**TRY IT**: The copy must match the data below line for line and contain no images.

BEGIN

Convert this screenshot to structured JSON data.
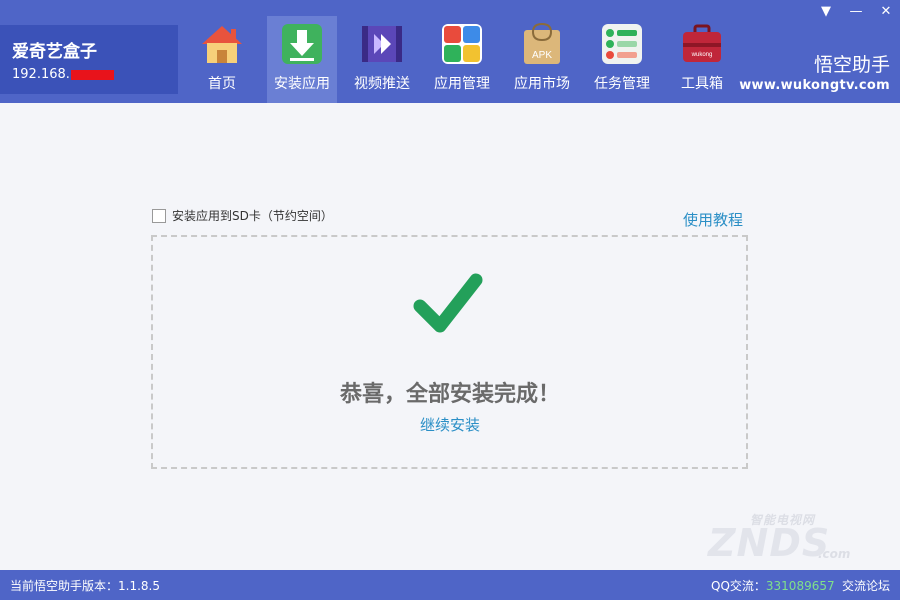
{
  "device": {
    "name": "爱奇艺盒子",
    "ip_prefix": "192.168."
  },
  "window_controls": {
    "menu": "▼",
    "minimize": "—",
    "close": "✕"
  },
  "nav": [
    {
      "label": "首页",
      "icon": "home-icon"
    },
    {
      "label": "安装应用",
      "icon": "install-download-icon",
      "active": true
    },
    {
      "label": "视频推送",
      "icon": "video-push-icon"
    },
    {
      "label": "应用管理",
      "icon": "app-manage-icon"
    },
    {
      "label": "应用市场",
      "icon": "apk-market-icon"
    },
    {
      "label": "任务管理",
      "icon": "task-manage-icon"
    },
    {
      "label": "工具箱",
      "icon": "toolbox-icon"
    }
  ],
  "brand": {
    "name": "悟空助手",
    "url": "www.wukongtv.com"
  },
  "icon_texts": {
    "apk": "APK",
    "toolbox": "wukong"
  },
  "main": {
    "sd_label": "安装应用到SD卡（节约空间）",
    "tutorial": "使用教程",
    "success": "恭喜，全部安装完成！",
    "continue": "继续安装"
  },
  "watermark": {
    "top": "智能电视网",
    "main": "ZNDS",
    "suffix": ".com"
  },
  "status": {
    "version": "当前悟空助手版本：1.1.8.5",
    "qq_label": "QQ交流：",
    "qq_number": "331089657",
    "forum": "交流论坛"
  },
  "colors": {
    "header": "#4f65c7",
    "accent": "#2b8fc6",
    "check": "#23a05a"
  }
}
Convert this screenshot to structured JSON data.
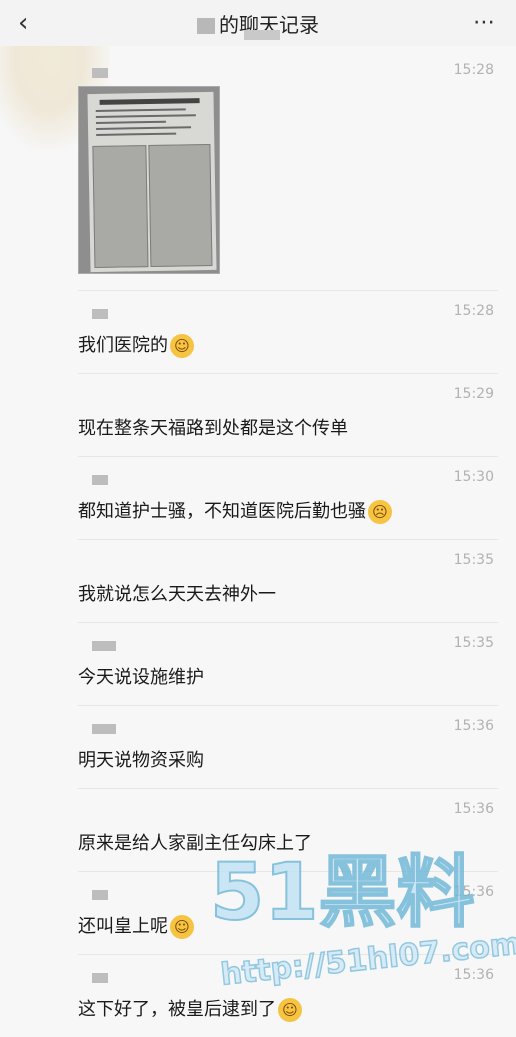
{
  "header": {
    "back_icon": "chevron-left-icon",
    "title": "的聊天记录",
    "more_icon": "ellipsis-icon"
  },
  "messages": [
    {
      "time": "15:28",
      "type": "image"
    },
    {
      "time": "15:28",
      "text": "我们医院的",
      "emoji": "laughing-crying-emoji"
    },
    {
      "time": "15:29",
      "text": "现在整条天福路到处都是这个传单"
    },
    {
      "time": "15:30",
      "text": "都知道护士骚，不知道医院后勤也骚",
      "emoji": "thinking-emoji"
    },
    {
      "time": "15:35",
      "text": "我就说怎么天天去神外一"
    },
    {
      "time": "15:35",
      "text": "今天说设施维护"
    },
    {
      "time": "15:36",
      "text": "明天说物资采购"
    },
    {
      "time": "15:36",
      "text": "原来是给人家副主任勾床上了"
    },
    {
      "time": "15:36",
      "text": "还叫皇上呢",
      "emoji": "laughing-crying-emoji"
    },
    {
      "time": "15:36",
      "text": "这下好了，被皇后逮到了",
      "emoji": "laughing-crying-emoji"
    }
  ],
  "watermark": {
    "brand": "51黑料",
    "url": "http://51hl07.com"
  }
}
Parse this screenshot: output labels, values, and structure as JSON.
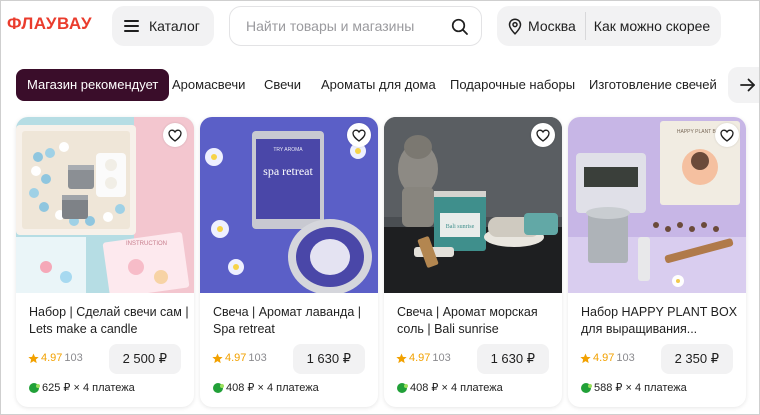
{
  "header": {
    "logo": "ФЛАУВАУ",
    "catalog_label": "Каталог",
    "search_placeholder": "Найти товары и магазины",
    "city": "Москва",
    "delivery": "Как можно скорее"
  },
  "categories": [
    "Магазин рекомендует",
    "Аромасвечи",
    "Свечи",
    "Ароматы для дома",
    "Подарочные наборы",
    "Изготовление свечей"
  ],
  "products": [
    {
      "title_lines": [
        "Набор | Сделай свечи сам |",
        "Lets make a candle"
      ],
      "rating": "4.97",
      "reviews": "103",
      "price": "2 500 ₽",
      "installment": "625 ₽ × 4 платежа"
    },
    {
      "title_lines": [
        "Свеча | Аромат лаванда |",
        "Spa retreat"
      ],
      "rating": "4.97",
      "reviews": "103",
      "price": "1 630 ₽",
      "installment": "408 ₽ × 4 платежа",
      "label": "spa retreat",
      "brand": "TRY AROMA"
    },
    {
      "title_lines": [
        "Свеча | Аромат морская",
        "соль | Bali sunrise"
      ],
      "rating": "4.97",
      "reviews": "103",
      "price": "1 630 ₽",
      "installment": "408 ₽ × 4 платежа",
      "label": "Bali sunrise"
    },
    {
      "title_lines": [
        "Набор HAPPY PLANT BOX",
        "для выращивания..."
      ],
      "rating": "4.97",
      "reviews": "103",
      "price": "2 350 ₽",
      "installment": "588 ₽ × 4 платежа",
      "label": "HAPPY PLANT BOX"
    }
  ],
  "colors": {
    "brand": "#ea3c2d",
    "active_chip": "#3a0d2a",
    "rating_star": "#f2a100",
    "installment_leaf": "#21a038"
  },
  "icons": {
    "catalog": "menu-icon",
    "search": "search-icon",
    "location": "location-pin-icon",
    "scroll": "arrow-right-icon",
    "favorite": "heart-icon",
    "rating": "star-icon",
    "installment": "split-payment-icon"
  }
}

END

**SOLUTION TO THIS EXERCISE**:
Convert this screenshot to structured JSON data.
{
  "device": {
    "name": "爱奇艺盒子",
    "ip_prefix": "192.168."
  },
  "window_controls": {
    "menu": "▼",
    "minimize": "—",
    "close": "✕"
  },
  "nav": [
    {
      "label": "首页",
      "icon": "home-icon"
    },
    {
      "label": "安装应用",
      "icon": "install-download-icon",
      "active": true
    },
    {
      "label": "视频推送",
      "icon": "video-push-icon"
    },
    {
      "label": "应用管理",
      "icon": "app-manage-icon"
    },
    {
      "label": "应用市场",
      "icon": "apk-market-icon"
    },
    {
      "label": "任务管理",
      "icon": "task-manage-icon"
    },
    {
      "label": "工具箱",
      "icon": "toolbox-icon"
    }
  ],
  "brand": {
    "name": "悟空助手",
    "url": "www.wukongtv.com"
  },
  "icon_texts": {
    "apk": "APK",
    "toolbox": "wukong"
  },
  "main": {
    "sd_label": "安装应用到SD卡（节约空间）",
    "tutorial": "使用教程",
    "success": "恭喜，全部安装完成！",
    "continue": "继续安装"
  },
  "watermark": {
    "top": "智能电视网",
    "main": "ZNDS",
    "suffix": ".com"
  },
  "status": {
    "version": "当前悟空助手版本：1.1.8.5",
    "qq_label": "QQ交流：",
    "qq_number": "331089657",
    "forum": "交流论坛"
  },
  "colors": {
    "header": "#4f65c7",
    "accent": "#2b8fc6",
    "check": "#23a05a"
  }
}
Convert this screenshot to structured JSON data.
{
  "header": {
    "back_icon": "chevron-left-icon",
    "title": "的聊天记录",
    "more_icon": "ellipsis-icon"
  },
  "messages": [
    {
      "time": "15:28",
      "type": "image"
    },
    {
      "time": "15:28",
      "text": "我们医院的",
      "emoji": "laughing-crying-emoji"
    },
    {
      "time": "15:29",
      "text": "现在整条天福路到处都是这个传单"
    },
    {
      "time": "15:30",
      "text": "都知道护士骚，不知道医院后勤也骚",
      "emoji": "thinking-emoji"
    },
    {
      "time": "15:35",
      "text": "我就说怎么天天去神外一"
    },
    {
      "time": "15:35",
      "text": "今天说设施维护"
    },
    {
      "time": "15:36",
      "text": "明天说物资采购"
    },
    {
      "time": "15:36",
      "text": "原来是给人家副主任勾床上了"
    },
    {
      "time": "15:36",
      "text": "还叫皇上呢",
      "emoji": "laughing-crying-emoji"
    },
    {
      "time": "15:36",
      "text": "这下好了，被皇后逮到了",
      "emoji": "laughing-crying-emoji"
    }
  ],
  "watermark": {
    "brand": "51黑料",
    "url": "http://51hl07.com"
  }
}
Parse this screenshot: output labels, values, and structure as JSON.
{
  "header": {
    "logo": "ФЛАУВАУ",
    "catalog_label": "Каталог",
    "search_placeholder": "Найти товары и магазины",
    "city": "Москва",
    "delivery": "Как можно скорее"
  },
  "categories": [
    "Магазин рекомендует",
    "Аромасвечи",
    "Свечи",
    "Ароматы для дома",
    "Подарочные наборы",
    "Изготовление свечей"
  ],
  "products": [
    {
      "title_lines": [
        "Набор | Сделай свечи сам |",
        "Lets make a candle"
      ],
      "rating": "4.97",
      "reviews": "103",
      "price": "2 500 ₽",
      "installment": "625 ₽ × 4 платежа"
    },
    {
      "title_lines": [
        "Свеча | Аромат лаванда |",
        "Spa retreat"
      ],
      "rating": "4.97",
      "reviews": "103",
      "price": "1 630 ₽",
      "installment": "408 ₽ × 4 платежа",
      "label": "spa retreat",
      "brand": "TRY AROMA"
    },
    {
      "title_lines": [
        "Свеча | Аромат морская",
        "соль | Bali sunrise"
      ],
      "rating": "4.97",
      "reviews": "103",
      "price": "1 630 ₽",
      "installment": "408 ₽ × 4 платежа",
      "label": "Bali sunrise"
    },
    {
      "title_lines": [
        "Набор HAPPY PLANT BOX",
        "для выращивания..."
      ],
      "rating": "4.97",
      "reviews": "103",
      "price": "2 350 ₽",
      "installment": "588 ₽ × 4 платежа",
      "label": "HAPPY PLANT BOX"
    }
  ],
  "colors": {
    "brand": "#ea3c2d",
    "active_chip": "#3a0d2a",
    "rating_star": "#f2a100",
    "installment_leaf": "#21a038"
  },
  "icons": {
    "catalog": "menu-icon",
    "search": "search-icon",
    "location": "location-pin-icon",
    "scroll": "arrow-right-icon",
    "favorite": "heart-icon",
    "rating": "star-icon",
    "installment": "split-payment-icon"
  }
}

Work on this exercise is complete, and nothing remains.